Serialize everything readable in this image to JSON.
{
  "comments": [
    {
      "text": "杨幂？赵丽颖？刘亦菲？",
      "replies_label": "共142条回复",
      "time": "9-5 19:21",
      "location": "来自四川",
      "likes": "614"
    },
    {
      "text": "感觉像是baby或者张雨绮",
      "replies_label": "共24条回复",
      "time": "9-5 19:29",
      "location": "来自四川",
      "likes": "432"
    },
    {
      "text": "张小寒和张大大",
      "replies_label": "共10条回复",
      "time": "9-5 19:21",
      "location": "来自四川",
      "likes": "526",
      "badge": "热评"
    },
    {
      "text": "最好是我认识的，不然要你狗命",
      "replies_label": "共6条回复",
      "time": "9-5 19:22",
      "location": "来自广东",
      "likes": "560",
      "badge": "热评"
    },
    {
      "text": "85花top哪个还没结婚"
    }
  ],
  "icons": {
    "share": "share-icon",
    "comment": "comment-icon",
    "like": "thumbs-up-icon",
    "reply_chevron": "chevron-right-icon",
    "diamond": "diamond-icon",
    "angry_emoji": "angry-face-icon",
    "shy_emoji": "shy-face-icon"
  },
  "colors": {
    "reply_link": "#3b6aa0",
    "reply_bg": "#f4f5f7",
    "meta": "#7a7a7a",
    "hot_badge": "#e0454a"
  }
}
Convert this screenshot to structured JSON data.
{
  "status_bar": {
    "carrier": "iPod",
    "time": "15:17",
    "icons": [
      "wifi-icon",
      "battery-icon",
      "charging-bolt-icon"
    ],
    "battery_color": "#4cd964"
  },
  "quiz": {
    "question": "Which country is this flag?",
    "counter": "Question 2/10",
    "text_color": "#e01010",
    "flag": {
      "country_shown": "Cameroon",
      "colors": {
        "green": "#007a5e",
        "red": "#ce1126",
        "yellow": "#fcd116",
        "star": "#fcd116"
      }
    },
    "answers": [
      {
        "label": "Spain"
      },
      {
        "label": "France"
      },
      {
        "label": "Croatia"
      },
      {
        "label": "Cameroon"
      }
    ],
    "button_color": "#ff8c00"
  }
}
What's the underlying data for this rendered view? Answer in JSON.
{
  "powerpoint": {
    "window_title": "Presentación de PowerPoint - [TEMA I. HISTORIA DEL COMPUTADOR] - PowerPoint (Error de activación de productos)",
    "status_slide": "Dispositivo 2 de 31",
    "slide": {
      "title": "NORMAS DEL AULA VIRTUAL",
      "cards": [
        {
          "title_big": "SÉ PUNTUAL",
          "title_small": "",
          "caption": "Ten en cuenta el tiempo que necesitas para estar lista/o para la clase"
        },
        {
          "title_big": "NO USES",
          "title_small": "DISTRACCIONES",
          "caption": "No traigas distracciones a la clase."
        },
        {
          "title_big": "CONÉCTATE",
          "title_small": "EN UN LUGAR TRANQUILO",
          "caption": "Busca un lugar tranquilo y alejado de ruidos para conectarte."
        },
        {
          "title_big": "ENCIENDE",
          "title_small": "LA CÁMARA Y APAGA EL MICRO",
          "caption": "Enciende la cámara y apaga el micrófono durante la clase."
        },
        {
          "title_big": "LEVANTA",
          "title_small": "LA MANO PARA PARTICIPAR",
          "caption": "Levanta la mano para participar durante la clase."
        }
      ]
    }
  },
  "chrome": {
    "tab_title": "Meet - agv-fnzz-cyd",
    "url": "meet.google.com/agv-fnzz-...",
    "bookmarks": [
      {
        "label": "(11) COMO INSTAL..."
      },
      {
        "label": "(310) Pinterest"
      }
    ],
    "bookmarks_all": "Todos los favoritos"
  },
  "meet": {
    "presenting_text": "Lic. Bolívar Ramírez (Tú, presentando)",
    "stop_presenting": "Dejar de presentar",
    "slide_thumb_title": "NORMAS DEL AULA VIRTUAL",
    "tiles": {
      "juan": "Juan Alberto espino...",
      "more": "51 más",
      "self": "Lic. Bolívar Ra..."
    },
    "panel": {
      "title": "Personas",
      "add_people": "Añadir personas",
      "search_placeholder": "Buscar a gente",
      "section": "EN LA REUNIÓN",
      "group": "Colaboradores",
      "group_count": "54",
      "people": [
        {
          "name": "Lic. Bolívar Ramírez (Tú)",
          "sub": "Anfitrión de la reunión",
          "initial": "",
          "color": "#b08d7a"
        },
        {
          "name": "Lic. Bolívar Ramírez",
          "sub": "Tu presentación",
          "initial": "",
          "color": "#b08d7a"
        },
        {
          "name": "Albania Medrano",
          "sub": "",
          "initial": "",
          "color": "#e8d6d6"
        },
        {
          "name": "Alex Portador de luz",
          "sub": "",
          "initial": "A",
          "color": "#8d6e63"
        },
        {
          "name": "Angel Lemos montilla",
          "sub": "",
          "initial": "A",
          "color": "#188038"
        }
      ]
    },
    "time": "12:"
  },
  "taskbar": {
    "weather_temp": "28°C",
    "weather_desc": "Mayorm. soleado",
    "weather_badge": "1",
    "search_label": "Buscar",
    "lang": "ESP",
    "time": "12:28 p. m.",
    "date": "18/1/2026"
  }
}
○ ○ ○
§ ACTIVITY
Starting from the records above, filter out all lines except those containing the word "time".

§ THE COMPLETED TASK
      "time": "9-5 19:21",
      "time": "9-5 19:29",
      "time": "9-5 19:21",
      "time": "9-5 19:22",
    "time": "15:17",
    "time": "12:"
    "time": "12:28 p. m.",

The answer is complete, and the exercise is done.